» Material shown:

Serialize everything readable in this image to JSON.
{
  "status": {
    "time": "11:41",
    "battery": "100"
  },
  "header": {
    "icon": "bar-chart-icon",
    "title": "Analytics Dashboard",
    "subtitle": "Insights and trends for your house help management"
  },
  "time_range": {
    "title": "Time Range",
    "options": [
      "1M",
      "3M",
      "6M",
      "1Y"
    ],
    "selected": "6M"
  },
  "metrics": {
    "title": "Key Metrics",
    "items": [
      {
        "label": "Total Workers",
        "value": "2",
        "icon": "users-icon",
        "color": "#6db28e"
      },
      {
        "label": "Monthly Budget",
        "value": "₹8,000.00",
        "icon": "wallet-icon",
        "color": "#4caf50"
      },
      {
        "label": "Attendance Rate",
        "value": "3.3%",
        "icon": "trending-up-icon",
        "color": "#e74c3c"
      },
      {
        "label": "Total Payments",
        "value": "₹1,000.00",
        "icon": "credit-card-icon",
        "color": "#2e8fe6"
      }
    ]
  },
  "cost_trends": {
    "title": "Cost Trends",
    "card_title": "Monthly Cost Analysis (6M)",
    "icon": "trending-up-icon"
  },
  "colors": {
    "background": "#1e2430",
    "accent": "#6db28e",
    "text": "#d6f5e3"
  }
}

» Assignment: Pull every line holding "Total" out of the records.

» Answer space:
        "label": "Total Workers",
        "label": "Total Payments",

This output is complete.